5 Millennial Artists You Should Know About

William Carlos Williams said, “It is difficult to get the news from poems yet men die miserably every day for lack of what is found there.”

Not to fear, the millennials will live forever through their educated appreciation of the arts. These five young artists are proof that art from the next great generation will continue to rise through instant exchanges with social, political and cultural stimuli as well as a healthy dose of what can’t be covered by the news.

1. Ryan Trecartin

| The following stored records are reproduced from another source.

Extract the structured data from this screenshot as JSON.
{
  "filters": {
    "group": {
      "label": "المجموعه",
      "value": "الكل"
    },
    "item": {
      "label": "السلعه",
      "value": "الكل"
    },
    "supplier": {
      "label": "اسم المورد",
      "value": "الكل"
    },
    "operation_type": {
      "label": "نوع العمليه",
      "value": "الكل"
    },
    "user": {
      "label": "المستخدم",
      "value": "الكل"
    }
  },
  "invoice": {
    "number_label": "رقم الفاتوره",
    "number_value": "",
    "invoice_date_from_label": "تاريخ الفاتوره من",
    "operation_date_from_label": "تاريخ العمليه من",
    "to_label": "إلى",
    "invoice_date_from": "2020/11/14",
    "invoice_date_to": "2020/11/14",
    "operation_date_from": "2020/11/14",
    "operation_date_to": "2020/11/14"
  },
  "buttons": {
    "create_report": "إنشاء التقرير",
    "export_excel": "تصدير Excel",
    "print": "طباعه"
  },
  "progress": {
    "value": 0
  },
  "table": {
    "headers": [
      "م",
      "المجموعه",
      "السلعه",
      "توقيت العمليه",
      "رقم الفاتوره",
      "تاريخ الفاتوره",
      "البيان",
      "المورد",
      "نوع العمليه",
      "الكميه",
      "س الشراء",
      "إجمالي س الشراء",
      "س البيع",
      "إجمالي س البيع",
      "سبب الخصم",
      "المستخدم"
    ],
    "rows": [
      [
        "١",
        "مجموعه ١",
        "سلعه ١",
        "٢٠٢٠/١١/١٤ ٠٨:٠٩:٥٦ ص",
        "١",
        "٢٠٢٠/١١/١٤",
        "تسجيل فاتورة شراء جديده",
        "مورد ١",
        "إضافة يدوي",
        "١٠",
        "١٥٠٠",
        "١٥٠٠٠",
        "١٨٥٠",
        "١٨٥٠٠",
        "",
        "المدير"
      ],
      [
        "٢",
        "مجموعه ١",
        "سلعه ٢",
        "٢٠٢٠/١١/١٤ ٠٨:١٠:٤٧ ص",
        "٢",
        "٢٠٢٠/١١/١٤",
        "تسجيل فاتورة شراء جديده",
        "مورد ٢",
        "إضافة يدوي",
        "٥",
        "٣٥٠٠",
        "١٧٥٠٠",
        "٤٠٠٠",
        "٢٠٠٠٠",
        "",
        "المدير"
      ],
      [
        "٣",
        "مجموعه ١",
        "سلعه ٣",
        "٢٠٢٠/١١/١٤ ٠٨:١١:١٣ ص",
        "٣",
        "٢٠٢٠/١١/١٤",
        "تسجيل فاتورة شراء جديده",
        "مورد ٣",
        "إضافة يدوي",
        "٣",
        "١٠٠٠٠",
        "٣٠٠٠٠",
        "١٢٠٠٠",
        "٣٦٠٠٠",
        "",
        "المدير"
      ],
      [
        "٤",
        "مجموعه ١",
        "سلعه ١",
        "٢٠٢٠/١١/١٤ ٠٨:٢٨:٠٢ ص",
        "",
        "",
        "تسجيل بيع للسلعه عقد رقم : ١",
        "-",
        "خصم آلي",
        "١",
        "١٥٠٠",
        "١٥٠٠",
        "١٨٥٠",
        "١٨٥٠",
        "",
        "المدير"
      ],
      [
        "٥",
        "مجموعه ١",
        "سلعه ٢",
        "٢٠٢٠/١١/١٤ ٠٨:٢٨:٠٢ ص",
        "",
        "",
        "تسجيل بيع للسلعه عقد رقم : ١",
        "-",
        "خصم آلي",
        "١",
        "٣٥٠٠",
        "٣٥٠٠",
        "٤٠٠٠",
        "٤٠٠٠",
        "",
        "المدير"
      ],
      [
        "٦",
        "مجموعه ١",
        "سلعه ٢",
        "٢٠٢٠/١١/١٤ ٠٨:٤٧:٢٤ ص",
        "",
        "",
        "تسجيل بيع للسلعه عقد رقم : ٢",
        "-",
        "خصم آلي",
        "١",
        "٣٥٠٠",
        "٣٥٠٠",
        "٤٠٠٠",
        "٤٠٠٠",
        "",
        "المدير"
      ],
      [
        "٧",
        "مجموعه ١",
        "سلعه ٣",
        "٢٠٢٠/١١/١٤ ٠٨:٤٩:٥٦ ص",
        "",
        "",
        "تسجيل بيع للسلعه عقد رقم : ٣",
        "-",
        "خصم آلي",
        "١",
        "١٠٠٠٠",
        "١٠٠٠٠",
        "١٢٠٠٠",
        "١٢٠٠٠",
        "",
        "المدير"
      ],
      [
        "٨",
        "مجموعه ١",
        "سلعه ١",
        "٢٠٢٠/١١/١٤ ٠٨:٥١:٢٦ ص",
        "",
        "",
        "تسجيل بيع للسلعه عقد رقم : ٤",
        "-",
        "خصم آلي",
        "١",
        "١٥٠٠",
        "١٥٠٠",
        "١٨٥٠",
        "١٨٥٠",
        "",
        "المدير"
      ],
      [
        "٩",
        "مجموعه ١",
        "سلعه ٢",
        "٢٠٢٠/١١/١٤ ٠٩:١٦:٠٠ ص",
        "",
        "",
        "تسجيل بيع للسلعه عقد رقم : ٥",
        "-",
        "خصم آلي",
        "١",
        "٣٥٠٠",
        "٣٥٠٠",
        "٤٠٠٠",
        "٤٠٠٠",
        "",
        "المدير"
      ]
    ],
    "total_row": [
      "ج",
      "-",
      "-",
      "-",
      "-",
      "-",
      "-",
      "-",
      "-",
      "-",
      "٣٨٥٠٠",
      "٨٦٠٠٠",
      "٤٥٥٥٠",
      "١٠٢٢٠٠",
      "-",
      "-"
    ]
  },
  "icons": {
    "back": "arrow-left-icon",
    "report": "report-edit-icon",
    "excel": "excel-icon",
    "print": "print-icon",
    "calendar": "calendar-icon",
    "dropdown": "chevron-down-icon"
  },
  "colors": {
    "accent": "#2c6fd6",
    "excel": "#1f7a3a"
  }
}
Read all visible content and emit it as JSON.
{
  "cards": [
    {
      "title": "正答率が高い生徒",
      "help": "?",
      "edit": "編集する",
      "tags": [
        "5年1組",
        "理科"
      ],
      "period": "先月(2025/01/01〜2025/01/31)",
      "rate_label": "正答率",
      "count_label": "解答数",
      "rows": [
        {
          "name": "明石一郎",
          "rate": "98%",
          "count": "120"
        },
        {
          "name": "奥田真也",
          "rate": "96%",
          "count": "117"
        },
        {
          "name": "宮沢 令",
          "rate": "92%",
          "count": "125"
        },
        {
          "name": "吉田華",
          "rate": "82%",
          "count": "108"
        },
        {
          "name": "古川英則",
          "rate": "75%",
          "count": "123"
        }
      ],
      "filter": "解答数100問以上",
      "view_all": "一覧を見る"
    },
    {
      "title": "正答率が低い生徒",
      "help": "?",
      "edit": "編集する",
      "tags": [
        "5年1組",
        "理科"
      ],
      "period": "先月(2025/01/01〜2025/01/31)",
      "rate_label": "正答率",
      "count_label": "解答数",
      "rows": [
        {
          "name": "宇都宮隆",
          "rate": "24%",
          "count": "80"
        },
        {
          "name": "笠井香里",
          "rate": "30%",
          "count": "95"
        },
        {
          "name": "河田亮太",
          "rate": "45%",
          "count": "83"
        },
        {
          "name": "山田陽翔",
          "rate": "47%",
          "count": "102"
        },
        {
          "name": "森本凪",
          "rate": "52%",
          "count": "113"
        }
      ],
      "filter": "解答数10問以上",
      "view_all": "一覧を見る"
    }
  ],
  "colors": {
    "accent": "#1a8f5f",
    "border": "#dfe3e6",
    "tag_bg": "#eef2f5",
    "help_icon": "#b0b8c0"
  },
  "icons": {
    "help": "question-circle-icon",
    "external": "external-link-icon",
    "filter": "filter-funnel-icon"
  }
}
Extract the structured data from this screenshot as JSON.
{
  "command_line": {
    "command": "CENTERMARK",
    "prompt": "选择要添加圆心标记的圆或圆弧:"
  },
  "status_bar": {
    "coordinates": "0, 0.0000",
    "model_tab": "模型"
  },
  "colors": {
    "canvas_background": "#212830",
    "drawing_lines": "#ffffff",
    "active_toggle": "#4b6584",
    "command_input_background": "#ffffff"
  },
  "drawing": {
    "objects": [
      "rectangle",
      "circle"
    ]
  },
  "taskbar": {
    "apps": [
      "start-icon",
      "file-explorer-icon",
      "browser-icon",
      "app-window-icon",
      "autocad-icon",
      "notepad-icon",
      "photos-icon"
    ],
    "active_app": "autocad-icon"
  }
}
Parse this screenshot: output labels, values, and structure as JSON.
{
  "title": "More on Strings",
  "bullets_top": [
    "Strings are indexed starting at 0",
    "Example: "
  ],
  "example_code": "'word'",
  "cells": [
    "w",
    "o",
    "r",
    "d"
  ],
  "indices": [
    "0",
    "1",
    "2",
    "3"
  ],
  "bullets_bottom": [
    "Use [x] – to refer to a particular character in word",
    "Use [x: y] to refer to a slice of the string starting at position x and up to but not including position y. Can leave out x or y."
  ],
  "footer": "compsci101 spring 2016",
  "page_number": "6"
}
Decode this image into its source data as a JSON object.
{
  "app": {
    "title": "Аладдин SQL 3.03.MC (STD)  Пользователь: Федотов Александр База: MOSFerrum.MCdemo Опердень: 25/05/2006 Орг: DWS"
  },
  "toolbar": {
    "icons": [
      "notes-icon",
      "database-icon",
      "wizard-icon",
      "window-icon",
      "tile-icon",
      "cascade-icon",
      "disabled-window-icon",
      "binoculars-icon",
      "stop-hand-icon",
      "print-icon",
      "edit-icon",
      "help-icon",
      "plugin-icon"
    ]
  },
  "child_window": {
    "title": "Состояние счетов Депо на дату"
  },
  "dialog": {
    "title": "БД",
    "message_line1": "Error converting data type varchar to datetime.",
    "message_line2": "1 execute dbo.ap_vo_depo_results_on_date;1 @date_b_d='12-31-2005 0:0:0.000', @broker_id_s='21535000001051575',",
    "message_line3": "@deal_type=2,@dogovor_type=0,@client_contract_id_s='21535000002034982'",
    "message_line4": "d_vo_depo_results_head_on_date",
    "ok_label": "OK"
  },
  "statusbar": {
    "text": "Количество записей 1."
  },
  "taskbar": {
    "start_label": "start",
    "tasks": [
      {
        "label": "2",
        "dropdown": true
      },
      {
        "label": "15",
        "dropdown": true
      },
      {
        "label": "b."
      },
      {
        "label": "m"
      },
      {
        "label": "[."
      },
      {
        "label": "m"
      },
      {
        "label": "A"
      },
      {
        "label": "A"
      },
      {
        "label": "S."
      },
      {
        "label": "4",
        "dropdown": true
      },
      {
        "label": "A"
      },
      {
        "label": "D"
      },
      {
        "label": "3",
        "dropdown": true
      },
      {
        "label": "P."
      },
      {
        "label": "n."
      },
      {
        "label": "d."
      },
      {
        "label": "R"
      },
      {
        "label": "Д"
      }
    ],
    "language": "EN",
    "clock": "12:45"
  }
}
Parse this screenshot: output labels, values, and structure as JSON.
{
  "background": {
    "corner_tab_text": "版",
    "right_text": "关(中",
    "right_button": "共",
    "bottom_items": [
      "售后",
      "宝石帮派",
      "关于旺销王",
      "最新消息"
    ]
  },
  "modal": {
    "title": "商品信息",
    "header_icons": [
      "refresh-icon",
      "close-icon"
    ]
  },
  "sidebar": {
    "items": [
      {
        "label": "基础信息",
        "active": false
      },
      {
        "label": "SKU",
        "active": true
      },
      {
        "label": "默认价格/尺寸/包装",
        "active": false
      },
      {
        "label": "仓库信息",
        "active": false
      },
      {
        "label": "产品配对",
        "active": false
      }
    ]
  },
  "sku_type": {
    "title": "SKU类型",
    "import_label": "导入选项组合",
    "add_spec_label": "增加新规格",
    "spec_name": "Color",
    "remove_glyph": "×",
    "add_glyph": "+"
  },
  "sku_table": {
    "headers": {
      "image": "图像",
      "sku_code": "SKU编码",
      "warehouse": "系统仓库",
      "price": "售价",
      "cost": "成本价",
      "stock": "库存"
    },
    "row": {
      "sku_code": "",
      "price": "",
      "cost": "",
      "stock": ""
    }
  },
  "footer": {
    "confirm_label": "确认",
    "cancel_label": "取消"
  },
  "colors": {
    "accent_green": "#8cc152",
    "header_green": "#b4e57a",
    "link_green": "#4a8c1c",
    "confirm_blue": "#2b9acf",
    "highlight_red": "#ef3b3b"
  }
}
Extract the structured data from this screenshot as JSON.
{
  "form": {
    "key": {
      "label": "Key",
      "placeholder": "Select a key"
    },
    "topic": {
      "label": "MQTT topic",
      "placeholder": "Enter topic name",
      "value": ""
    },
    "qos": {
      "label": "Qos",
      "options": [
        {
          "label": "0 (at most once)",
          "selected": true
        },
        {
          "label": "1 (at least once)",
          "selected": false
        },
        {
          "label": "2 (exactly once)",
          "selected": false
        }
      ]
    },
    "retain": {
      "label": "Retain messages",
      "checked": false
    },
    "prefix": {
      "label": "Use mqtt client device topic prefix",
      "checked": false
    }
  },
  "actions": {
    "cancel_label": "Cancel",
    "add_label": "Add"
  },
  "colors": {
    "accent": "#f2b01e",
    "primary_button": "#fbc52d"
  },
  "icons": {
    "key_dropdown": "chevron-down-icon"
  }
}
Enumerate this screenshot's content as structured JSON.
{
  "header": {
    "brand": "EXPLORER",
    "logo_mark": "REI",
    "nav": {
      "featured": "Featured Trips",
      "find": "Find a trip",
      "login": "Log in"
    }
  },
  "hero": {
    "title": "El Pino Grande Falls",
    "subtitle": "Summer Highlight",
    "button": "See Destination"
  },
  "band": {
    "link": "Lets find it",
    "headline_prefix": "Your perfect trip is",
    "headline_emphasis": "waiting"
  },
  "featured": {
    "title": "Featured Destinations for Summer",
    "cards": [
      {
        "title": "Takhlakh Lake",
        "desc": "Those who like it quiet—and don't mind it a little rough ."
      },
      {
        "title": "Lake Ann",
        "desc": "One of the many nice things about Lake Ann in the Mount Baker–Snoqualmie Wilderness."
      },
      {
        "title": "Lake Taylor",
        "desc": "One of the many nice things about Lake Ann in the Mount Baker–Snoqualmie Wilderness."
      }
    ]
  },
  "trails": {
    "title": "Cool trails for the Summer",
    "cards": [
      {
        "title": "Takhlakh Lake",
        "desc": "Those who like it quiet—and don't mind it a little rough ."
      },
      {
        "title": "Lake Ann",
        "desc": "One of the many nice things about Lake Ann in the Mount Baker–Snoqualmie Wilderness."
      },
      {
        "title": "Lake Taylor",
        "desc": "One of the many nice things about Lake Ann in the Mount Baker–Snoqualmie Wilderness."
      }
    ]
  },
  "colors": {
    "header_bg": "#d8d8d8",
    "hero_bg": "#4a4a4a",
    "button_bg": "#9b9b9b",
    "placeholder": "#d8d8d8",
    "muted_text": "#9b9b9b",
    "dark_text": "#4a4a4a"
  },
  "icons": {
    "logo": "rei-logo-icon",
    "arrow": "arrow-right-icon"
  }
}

Filmmaker and artist, Trecartin is the unofficial figurehead of millennial artists. His first feature-length film, A Family Finds Entertainment (2004) was his BFA thesis project at Rhode Island School of Design. It’s no accident that this young artist has since shown work in the forms of video, sculpture, new media and installation in countless shows around the globe. Trecartin appeals to the millennial's ability of information absorption. Said Patrick Langley, “Trecartin’s films don’t pretend to distill or filter, but spew and sputter like information overflow pipes.” He’s also made his work incredibly accessible to us by uploading his video projects to Vimeo. His newest project, not yet titled, premiered at the Venice Biennale at the end of May.

2. Rosson Crow

Millennials are, perhaps prematurely, infatuated with nostalgia.  While some of us express this through Instagram and eating Lucky Charms, Rosson Crow has struck members of every generation with her “exuberant large-scale depictions of nostalgia-laden interiors that blend historical allusion and theatrical illusion.” You can see her work July 16-August 17 at Friedman Benda in New York. The group exhibition, And those who were seen dancing were thought to be insane by those who could not hear the music, will feature “a group of artists who define the collective party experience.” Crow’s work dances to the music of vaudeville in a manner millennials and everyone are the room hear loud and clear.  

3. Kenneth Pietrobono

Pietrobono creates installations and other works which can scream or whisper their social/political themes, depending on how closely you pay attention. Regardless of the volume, his single voice both speaks to and represents his peers in New York City and beyond. You may have seen him around town. He’s the guy wearing political phrases printed on his t-shirts, but he hasn’t stopped there. From June 2- September 2, you can see Jackson Park’s first public art installation, Selections from the Modern Landscape (Jackson Square) in which Pietrobono has created signage to encourage reflection on “the infrastructure of modern day society.”

4. Rosie Herrera Dance Company

Unlike other artists who speak directly to millennials, Herrera defines the art of this generation by shying from definition. I had the pleasure of seeing her biggest work, Various Stages of Drowning: A Cabaret, in various stages of development, first in 2009 at the American Dance Festival and on the same stage in 2011. This multimedia collection of video, dance, sketch comedy and drag reveals surreal lands and narratives, each as poignant as it is entertaining. On a whole, Herrera's work reflects her colorful Miami upbringing, her history with the cabaret as well as her substantial training at the New World School where she graduated in 2006.  Following the company's appearances at the Joyce and the Baryshnikov Arts Center, the American Dance Festival is commissioning yet another new work this summer.

5. Zane Lewis (not the country musician)

Multimedia art defines the millennial generation because it mimics the Attention Deficit Disorder we’ve all acquired, being nurtured by instant media. Lewis’s hybrid of painting and sculpture is literally covered in shiny objects. He’s known not only for breaking the barriers of medium, but also for “making art bleed” by dripping paint off the canvas and onto the gallery floor. Although Lewis proclaimed himself temporarily dead in 2009, he has been living and working in Brooklyn, so keep your eyes peeled.